One of the main conferences for new research in human–computer interaction is the annually held Association for Computing Machinery's (ACM) Conference on Human Factors in Computing Systems, usually referred to by its short name CHI (pronounced kai, or khai).
The ACM Conference on Human Factors in Computing Systems (CHI) series of academic conferences is generally considered the most prestigious in the field of human–computer interaction and is one of the top ranked conferences in computer science.

SIGCHI

ACM SIGCHIACMSIGCHI Social Impact Award
CHI is organized by ACM Special Interest Group on Computer–Human Interaction (SIGCHI).
The Special Interest Group on Computer–Human Interaction (SIGCHI) is one of the Association for Computing Machinery's special interest groups which is focused on human–computer interactions (HCI).

Human–robot interaction

human-robot interactionHuman robot interactionRobot-Human Interaction
Human–robot interaction is a multidisciplinary field with contributions from human–computer interaction, artificial intelligence, robotics, natural language understanding, design, and social sciences.

Ubiquitous computing

pervasive computingubiquitousPervasive
Ubiquitous computing touches on distributed computing, mobile computing, location computing, mobile networking, sensor networks, human–computer interaction, context-aware smart home technologies, and artificial intelligence.

ACM Symposium on User Interface Software and Technology

UISTACM UISTACM Symposium on User Interface Software and Technology (UIST)
The ACM Symposium on User Interface Software and Technology (UIST) is an annual conference for technical innovations in human–computer interfaces.

Brain–computer interface

brain-computer interfacetechnopathybrain-computer interfaces
A brain–computer interface (BCI), is a direct communication pathway between an enhanced or wired brain and an external device.
Next to active and reactive BCI that are used for directed control, passive BCIs allow for assessing and interpreting changes in the user state during Human-Computer Interaction (HCI).

Activity theory

ActivityActivity-oriented approachCultural-Historical Activity Theory (CHAT)
* Activity theory: utilized in HCI to characterize and consider the setting where human cooperations with PCs occur.
Some changes were introduced, apparently by importing notions from human–computer interaction theory.

Mindfulness and technology

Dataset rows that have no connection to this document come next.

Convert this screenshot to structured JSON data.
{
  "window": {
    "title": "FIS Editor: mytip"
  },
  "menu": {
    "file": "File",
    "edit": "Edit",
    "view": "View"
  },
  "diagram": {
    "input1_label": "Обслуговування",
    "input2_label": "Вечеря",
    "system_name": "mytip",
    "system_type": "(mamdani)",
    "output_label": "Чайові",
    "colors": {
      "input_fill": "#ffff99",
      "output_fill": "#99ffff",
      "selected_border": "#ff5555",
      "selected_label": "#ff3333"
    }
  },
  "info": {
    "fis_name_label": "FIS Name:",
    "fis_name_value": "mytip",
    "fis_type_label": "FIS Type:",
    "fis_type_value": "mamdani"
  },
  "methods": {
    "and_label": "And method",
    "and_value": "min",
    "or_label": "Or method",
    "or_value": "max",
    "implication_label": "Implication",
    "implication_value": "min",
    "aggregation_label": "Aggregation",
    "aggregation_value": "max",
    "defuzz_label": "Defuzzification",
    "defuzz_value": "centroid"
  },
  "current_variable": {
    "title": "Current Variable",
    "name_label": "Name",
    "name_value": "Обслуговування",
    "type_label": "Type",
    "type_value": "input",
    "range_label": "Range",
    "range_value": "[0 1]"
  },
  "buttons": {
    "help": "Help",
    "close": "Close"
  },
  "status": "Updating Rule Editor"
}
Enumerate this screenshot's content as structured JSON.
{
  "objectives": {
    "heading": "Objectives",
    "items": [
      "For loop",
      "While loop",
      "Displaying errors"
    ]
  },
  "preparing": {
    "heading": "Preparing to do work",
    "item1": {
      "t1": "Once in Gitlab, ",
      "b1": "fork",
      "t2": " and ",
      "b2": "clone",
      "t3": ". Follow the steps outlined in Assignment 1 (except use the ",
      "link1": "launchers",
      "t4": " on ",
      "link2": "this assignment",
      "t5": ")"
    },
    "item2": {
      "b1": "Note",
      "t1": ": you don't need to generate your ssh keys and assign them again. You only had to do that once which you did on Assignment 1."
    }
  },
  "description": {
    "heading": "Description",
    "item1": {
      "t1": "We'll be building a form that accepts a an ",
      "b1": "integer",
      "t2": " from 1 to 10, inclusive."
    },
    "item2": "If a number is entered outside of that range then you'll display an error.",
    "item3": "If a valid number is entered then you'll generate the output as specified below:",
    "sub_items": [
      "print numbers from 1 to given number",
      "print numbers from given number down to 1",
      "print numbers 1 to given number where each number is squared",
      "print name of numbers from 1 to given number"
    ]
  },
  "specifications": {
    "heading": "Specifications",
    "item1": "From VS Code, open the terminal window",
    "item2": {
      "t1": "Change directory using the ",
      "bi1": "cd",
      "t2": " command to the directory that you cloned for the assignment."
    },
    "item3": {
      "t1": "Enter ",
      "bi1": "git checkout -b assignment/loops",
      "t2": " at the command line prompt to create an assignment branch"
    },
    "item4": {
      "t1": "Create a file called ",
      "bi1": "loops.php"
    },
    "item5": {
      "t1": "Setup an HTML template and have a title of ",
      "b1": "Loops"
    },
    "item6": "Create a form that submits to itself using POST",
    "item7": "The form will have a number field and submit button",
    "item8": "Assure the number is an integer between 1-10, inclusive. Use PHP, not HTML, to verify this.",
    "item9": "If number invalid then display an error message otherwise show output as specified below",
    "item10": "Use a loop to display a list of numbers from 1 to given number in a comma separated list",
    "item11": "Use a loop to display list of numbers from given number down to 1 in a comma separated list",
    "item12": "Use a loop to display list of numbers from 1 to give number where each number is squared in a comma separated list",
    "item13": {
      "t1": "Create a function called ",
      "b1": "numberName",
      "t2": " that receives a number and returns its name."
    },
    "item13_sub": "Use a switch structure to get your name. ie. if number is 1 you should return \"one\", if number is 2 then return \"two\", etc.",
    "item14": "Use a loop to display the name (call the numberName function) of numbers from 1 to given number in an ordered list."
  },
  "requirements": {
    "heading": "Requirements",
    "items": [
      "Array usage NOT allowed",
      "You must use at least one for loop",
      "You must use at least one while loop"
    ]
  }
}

In the field of Human-Computer Interaction, research is being done on Techno-spirituality — the study of how technology can facilitate feelings of awe, wonder, transcendence, and mindfulness and on Slow design, which facilitates self-reflection.